▶ STORED DATA:
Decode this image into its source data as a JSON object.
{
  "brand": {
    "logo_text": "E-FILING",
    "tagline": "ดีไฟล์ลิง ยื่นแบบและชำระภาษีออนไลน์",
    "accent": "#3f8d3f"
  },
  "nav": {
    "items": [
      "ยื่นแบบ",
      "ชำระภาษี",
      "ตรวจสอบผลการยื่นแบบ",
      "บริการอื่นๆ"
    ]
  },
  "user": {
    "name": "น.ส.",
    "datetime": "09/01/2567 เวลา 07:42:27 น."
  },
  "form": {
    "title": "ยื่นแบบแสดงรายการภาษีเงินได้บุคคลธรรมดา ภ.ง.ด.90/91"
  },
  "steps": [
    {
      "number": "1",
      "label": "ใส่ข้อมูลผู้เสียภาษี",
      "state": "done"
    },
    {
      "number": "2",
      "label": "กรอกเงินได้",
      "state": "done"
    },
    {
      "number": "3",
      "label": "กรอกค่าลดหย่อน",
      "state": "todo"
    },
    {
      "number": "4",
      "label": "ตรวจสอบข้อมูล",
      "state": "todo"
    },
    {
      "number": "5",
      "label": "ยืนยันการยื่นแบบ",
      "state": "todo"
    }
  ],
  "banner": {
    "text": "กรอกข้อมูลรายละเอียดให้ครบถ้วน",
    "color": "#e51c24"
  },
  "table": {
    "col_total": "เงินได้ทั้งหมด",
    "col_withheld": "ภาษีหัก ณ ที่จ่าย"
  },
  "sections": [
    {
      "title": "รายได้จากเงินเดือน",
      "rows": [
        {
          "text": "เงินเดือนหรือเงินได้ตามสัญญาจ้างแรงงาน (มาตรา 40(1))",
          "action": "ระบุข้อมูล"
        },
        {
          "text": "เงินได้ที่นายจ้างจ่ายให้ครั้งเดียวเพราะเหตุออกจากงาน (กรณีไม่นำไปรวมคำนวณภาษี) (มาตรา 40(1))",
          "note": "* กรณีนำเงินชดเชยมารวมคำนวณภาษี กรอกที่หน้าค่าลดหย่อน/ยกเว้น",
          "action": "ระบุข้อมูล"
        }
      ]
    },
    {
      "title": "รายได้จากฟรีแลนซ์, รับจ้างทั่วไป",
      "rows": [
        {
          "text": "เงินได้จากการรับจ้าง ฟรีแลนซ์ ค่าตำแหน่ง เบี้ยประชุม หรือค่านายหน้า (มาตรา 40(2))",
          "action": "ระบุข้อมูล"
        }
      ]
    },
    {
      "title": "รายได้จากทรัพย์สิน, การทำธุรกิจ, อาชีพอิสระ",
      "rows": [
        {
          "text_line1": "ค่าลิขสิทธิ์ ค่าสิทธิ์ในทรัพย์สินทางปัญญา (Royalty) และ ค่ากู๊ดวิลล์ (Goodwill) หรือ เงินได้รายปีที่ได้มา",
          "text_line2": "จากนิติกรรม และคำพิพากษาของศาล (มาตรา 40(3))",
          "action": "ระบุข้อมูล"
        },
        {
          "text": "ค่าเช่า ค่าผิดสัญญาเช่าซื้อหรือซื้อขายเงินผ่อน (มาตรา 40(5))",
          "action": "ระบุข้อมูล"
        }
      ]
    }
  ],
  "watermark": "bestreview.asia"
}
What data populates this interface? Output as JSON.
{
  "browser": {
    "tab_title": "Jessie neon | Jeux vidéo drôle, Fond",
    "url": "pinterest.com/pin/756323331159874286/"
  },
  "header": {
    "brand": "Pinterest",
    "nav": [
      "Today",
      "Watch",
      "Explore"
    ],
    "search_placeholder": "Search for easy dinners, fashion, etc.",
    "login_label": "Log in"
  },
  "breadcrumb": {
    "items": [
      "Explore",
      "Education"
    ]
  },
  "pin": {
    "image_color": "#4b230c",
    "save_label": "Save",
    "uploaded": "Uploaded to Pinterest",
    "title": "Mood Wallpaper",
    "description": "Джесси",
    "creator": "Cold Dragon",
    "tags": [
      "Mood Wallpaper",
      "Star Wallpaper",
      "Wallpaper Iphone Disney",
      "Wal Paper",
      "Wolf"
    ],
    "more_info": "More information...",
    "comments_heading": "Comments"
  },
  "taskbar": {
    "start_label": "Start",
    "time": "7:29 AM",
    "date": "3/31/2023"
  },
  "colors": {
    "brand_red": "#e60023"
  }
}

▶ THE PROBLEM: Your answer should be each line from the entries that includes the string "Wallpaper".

▶ ANSWER BOX:
    "title": "Mood Wallpaper",
      "Mood Wallpaper",
      "Star Wallpaper",
      "Wallpaper Iphone Disney",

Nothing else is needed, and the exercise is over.